I have a headless server that is logged into remotely by multiple users. None of the other users are in the sudoers file, so they cannot obtain root via
sudo. However, since the permissions on
-rwsr-xr-x there's nothing stopping them from attempting to brute force the root password.
One could argue that if a user knows the root password they can compromise the system anyway, but I don't think this is the case. OpenSSH is configured with
PermitRootLogin no and
PasswordAuthentication no, and none of the other users have physical access to the server. As far as I can tell, the world execute permission on
/usr/bin/su is the only avenue for users attempting to gain root on my server.
What's further puzzling to me in that it doesn't even seem useful. It allows me to run
su directly instead of needing to do
sudo su, but this is hardly an inconvenience.
Am I overlooking something? Is the world execute permission on

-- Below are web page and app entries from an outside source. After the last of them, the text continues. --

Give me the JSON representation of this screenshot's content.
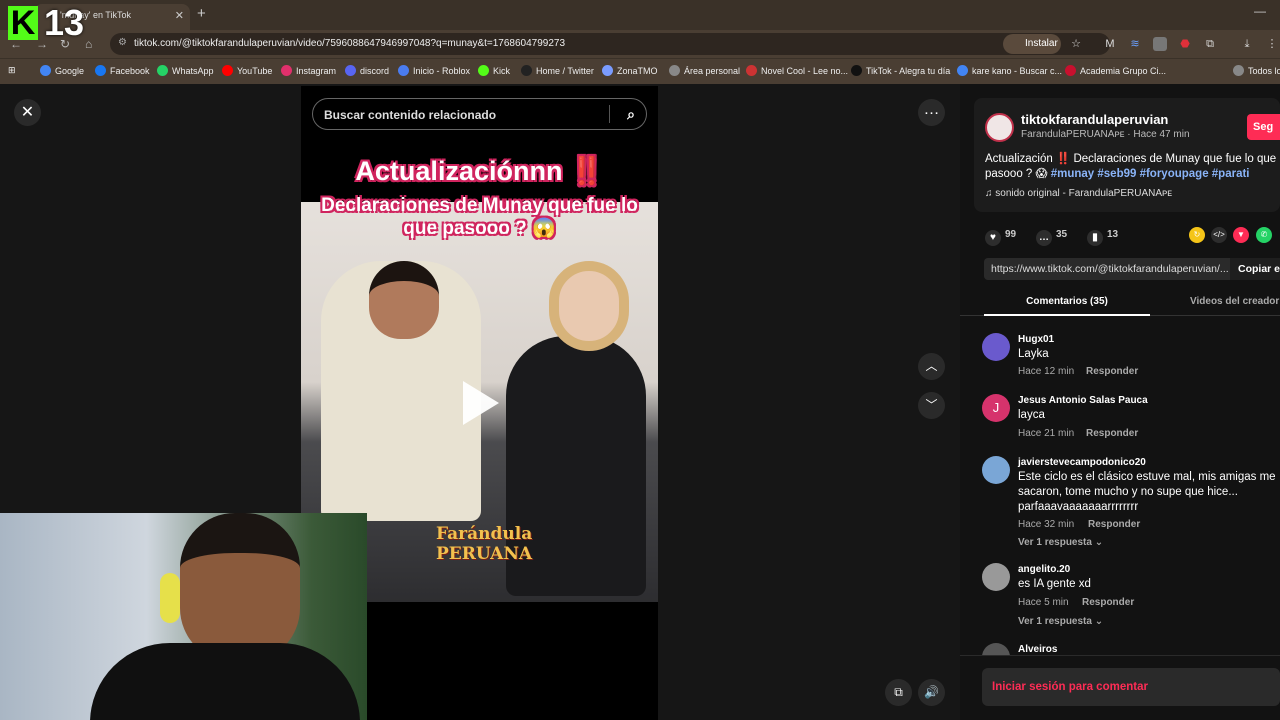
{
  "browser": {
    "tab_title": "'munay' en TikTok",
    "url": "tiktok.com/@tiktokfarandulaperuvian/video/7596088647946997048?q=munay&t=1768604799273",
    "install_label": "Instalar",
    "bookmarks": [
      "Google",
      "Facebook",
      "WhatsApp",
      "YouTube",
      "Instagram",
      "discord",
      "Inicio - Roblox",
      "Kick",
      "Home / Twitter",
      "ZonaTMO",
      "Área personal",
      "Novel Cool - Lee no...",
      "TikTok - Alegra tu día",
      "kare kano - Buscar c...",
      "Academia Grupo Ci...",
      "Todos lo"
    ],
    "bookmark_colors": [
      "#4285f4",
      "#1877f2",
      "#25d366",
      "#ff0000",
      "#e1306c",
      "#5865f2",
      "#4a7cf0",
      "#53fc18",
      "#222222",
      "#7a9cff",
      "#888888",
      "#cc3333",
      "#111111",
      "#4285f4",
      "#c8102e",
      "#888888"
    ]
  },
  "overlay_logo": {
    "letter": "K",
    "number": "13"
  },
  "search": {
    "placeholder": "Buscar contenido relacionado"
  },
  "video": {
    "overlay_title": "Actualizaciónnn ‼️",
    "overlay_subtitle": "Declaraciones de Munay que fue lo que pasooo ? 😱",
    "watermark": "Farándula PERUANA"
  },
  "author": {
    "username": "tiktokfarandulaperuvian",
    "subline": "FarandulaPERUANAᴘᴇ · Hace 47 min",
    "follow_label": "Seg"
  },
  "description": {
    "text": "Actualización ‼️ Declaraciones de Munay que fue lo que pasooo ? 😱",
    "tags": "#munay #seb99 #foryoupage #parati",
    "sound": "♫  sonido original - FarandulaPERUANAᴘᴇ"
  },
  "stats": {
    "likes": "99",
    "comments": "35",
    "saves": "13"
  },
  "link": {
    "url": "https://www.tiktok.com/@tiktokfarandulaperuvian/...",
    "copy_label": "Copiar en"
  },
  "tabs": {
    "comments": "Comentarios (35)",
    "creator_videos": "Videos del creador"
  },
  "comments": [
    {
      "user": "Hugx01",
      "text": "Layka",
      "time": "Hace 12 min",
      "reply": "Responder",
      "color": "#6a5acd"
    },
    {
      "user": "Jesus Antonio Salas Pauca",
      "text": "layca",
      "time": "Hace 21 min",
      "reply": "Responder",
      "color": "#d6336c",
      "initial": "J"
    },
    {
      "user": "javierstevecampodonico20",
      "text": "Este ciclo es el clásico estuve mal, mis amigas me sacaron, tome mucho y no supe que hice... parfaaavaaaaaaarrrrrrrr",
      "time": "Hace 32 min",
      "reply": "Responder",
      "more": "Ver 1 respuesta ⌄",
      "color": "#7aa6d6"
    },
    {
      "user": "angelito.20",
      "text": "es IA gente xd",
      "time": "Hace 5 min",
      "reply": "Responder",
      "more": "Ver 1 respuesta ⌄",
      "color": "#999999"
    },
    {
      "user": "Alveiros",
      "color": "#555555"
    }
  ],
  "login": {
    "label": "Iniciar sesión para comentar"
  }
}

su just there for historic reasons? Are there any downsides to removing that permission that I haven't encountered yet?